After a while, one gets used to the somewhat odd nature of many of these Forties Universal Horror films. After all, by the time this one came out, we’d had such oddities as an ape turned into a girl, a lion taming movie turned into a horror film, a private eye mystery film turned into a mad scientist film, and that Mad Doctor from Market Street in a movie by turns Film Noir, Shipboard Comedy, and Jungle picture.
So, it really isn’t that much of a surprise that this time we have one of those girl in peril, “had I but known” romantic suspense films combined with a mad scientist film — and a sequel (more or less) to the latest Sherlock Holmes film!
Now The Spider Woman (1943) set Holmes and Watson against one of their best film adversaries, a sinister female Moriarty played by Gale Sondergaard. Gale was one of those talented actresses who worked steadily, thanks to her knack for playing manipulative and treacherous women, Her Spider Woman character was so popular that Universal decided to spin her off into her own separate film — although it doesn’t appear to be the same evil woman.
She also acquires a henchman, Mario, played by poor old Rondo Hatton.

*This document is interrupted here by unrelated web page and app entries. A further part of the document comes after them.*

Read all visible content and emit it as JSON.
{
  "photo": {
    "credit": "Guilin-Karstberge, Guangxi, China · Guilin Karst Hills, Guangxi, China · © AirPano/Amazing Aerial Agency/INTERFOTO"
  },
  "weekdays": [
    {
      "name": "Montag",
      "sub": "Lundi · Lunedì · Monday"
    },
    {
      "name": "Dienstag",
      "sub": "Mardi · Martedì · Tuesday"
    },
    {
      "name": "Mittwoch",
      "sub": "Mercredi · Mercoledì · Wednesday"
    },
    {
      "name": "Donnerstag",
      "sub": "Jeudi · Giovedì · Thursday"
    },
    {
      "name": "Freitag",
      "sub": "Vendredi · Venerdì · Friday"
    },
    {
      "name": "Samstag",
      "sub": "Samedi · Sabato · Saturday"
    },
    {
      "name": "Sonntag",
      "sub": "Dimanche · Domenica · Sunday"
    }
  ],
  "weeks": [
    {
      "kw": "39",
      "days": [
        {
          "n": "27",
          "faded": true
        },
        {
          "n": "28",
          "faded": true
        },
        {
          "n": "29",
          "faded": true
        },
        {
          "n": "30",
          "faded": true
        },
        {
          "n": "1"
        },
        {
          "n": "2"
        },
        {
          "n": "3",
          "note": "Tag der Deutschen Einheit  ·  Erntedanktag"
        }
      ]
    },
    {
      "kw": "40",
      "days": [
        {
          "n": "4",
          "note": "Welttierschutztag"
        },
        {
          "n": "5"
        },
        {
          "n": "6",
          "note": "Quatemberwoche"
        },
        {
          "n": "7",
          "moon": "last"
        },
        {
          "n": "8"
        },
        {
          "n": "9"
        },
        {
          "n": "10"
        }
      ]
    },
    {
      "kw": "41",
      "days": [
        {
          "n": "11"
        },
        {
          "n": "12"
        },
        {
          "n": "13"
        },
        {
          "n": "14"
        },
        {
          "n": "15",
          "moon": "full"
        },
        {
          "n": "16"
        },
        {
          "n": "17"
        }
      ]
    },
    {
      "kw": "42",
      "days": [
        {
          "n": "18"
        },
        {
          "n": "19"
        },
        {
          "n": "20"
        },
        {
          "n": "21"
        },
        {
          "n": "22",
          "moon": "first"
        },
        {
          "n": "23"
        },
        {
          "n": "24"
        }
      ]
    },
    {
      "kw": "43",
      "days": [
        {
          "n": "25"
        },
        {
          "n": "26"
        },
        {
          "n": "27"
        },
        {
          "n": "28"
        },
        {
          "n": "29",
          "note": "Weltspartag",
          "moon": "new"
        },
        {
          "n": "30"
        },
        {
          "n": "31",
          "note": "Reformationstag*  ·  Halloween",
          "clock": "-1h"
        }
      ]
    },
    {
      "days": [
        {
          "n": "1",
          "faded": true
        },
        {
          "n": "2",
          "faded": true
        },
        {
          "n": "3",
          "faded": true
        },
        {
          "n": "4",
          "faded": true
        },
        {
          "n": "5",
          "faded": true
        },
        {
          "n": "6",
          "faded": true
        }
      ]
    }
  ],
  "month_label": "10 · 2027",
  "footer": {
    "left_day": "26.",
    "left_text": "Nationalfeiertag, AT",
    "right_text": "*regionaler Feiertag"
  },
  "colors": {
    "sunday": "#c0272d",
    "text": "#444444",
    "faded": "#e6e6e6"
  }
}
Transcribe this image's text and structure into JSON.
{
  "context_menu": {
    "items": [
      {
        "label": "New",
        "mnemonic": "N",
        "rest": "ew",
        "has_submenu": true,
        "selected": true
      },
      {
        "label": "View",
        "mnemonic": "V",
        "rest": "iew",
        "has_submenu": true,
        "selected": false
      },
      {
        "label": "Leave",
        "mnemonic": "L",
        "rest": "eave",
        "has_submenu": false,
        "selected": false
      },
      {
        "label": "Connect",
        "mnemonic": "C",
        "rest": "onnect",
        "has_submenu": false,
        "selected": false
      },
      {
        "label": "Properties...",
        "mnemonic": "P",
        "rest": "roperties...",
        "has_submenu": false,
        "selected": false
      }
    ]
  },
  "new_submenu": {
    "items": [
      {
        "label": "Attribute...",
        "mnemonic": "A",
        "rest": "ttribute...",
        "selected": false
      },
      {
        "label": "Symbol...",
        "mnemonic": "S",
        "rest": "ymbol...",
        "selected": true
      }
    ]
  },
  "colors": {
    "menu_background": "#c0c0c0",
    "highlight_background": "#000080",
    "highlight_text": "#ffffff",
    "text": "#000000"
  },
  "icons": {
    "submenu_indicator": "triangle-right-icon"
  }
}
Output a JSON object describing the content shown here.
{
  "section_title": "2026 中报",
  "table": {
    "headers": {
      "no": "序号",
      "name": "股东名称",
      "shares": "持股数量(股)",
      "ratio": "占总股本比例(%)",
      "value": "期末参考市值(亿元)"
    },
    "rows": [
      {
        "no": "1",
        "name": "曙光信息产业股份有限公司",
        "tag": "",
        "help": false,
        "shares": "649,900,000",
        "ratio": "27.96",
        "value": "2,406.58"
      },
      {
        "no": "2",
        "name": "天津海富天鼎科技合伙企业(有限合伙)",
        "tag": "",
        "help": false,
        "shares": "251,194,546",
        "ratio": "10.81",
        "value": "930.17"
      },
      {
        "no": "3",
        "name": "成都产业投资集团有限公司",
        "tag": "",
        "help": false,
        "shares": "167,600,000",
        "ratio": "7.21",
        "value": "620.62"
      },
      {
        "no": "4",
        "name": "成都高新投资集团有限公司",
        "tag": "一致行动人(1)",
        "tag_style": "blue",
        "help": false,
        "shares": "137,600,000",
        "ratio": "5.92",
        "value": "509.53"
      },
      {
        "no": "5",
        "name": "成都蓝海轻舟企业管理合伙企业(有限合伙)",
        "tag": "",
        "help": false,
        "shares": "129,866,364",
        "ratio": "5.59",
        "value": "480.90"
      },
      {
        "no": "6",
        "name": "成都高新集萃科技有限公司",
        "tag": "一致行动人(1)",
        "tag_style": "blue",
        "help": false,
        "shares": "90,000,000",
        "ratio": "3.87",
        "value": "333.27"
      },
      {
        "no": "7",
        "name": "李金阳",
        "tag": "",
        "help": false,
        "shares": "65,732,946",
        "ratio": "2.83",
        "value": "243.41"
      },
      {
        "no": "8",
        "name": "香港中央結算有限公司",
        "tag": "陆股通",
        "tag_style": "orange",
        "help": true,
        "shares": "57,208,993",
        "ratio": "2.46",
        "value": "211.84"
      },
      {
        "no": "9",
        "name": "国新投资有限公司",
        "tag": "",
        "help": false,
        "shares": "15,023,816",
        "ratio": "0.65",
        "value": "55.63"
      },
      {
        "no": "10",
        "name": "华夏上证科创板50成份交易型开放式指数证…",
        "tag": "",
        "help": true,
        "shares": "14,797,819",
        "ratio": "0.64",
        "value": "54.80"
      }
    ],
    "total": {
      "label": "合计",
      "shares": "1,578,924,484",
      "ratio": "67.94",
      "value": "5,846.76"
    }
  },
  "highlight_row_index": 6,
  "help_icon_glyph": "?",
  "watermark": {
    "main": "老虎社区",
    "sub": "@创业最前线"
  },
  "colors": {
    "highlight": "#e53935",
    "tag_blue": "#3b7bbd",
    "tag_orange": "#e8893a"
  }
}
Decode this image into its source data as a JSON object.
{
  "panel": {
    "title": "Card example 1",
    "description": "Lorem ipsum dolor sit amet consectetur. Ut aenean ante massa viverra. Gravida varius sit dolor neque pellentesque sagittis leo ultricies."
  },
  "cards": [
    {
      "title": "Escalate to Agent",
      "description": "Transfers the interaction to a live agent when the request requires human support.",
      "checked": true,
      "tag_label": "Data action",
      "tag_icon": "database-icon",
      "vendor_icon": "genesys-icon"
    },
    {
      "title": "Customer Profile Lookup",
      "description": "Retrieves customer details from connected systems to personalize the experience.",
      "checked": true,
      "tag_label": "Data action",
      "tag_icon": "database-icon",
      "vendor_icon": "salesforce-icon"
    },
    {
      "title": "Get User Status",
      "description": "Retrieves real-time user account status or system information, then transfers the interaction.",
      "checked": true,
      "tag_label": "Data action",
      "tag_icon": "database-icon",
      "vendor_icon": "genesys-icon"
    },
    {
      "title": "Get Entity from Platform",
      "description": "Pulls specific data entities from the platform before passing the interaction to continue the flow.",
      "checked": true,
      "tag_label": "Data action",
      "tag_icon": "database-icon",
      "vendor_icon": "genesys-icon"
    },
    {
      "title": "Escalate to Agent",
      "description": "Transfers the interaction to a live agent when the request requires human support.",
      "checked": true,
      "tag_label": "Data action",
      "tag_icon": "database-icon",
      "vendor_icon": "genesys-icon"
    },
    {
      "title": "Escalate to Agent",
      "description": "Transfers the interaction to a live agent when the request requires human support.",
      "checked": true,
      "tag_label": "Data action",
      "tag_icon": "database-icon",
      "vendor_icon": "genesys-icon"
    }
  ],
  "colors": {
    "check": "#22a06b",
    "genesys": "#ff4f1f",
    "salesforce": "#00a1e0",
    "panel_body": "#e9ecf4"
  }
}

Hatton suffered from acromegaly, a disease which causes uncontrolled growth — or, in other words, he was big and ugly. Universal decided to turn him into a major horror star about this time . Some claim he resented this, although I have to wonder if the stories that he just shrugged and accepted it all as part of the job aren’t true (I’ll admit, I’d like to think so). He would “star” in his own film series later this same year (based, curiously enough, on a character he played in yet another Sherlock Holmes movie!), and continued on the job until his death (which happened a month before this film came out — and long before his two appearances as The Creeper!). Mario is mute, which comes as little surprise once you’ve heard his voice in other films. As we expect, there’s a little hint of the brute falling for the beautiful young victim. But only a hint.
There’s not a lot to distinguish this one on the Romantic Suspense front, either. As usual, we have the strange happenings going on in the spooky house where our heroine has been hired to do a job — as companion to a blind woman. We know these events are strange and sinister because we hear sinister music when she first arrives. Which admittedly is helpful as we might not notice on our own.
Oh, and while we do have a scene where she wanders around the house in the night, she does so without either a candelabra or a nightgown!
It is curious that the hero is allowed to look a bit silly at first, like a goofy kid taken with the cutest girl in school. But the rigid demands of the form mean that he ends up taking a leading interest in the strange goings on and ultimately sorts out the mess.
But that’s hardly a surprise.
The Spider Woman’s secret plan turns out to be rather…odd. Even for a mad scientist plan it sounds wildly disproportionate (you’re going to kill a whole string of girls for that?). However, I will admit that this does seem to be an occupational hazard: after all, your average mad scientist would, say, go out and develop a race of walking plant men to get even with you for throwing your leaves on his lawn.
Unfortunately, it is also a bit mundane. Very mundane, in fact. Mundane to the point where she’d probably have done better to hire a good lawyer.
It definitely lacks the sort of glamour that taking over the world has.
And, ultimately, that’s the real problem. The end result is unexciting either as Romantic Suspense and as a mad scientist film. It is also quite difficult to explain how there could be so many long, drawn out sequences where nothing happens in a movie this short.
Oh, well. Yet another reason why it is so hard to believe that Universal actually made one of their greatest horror films, The Wolf Man, in the same decade.
And believe me, there are a lot of them!
Poster available at Amazon: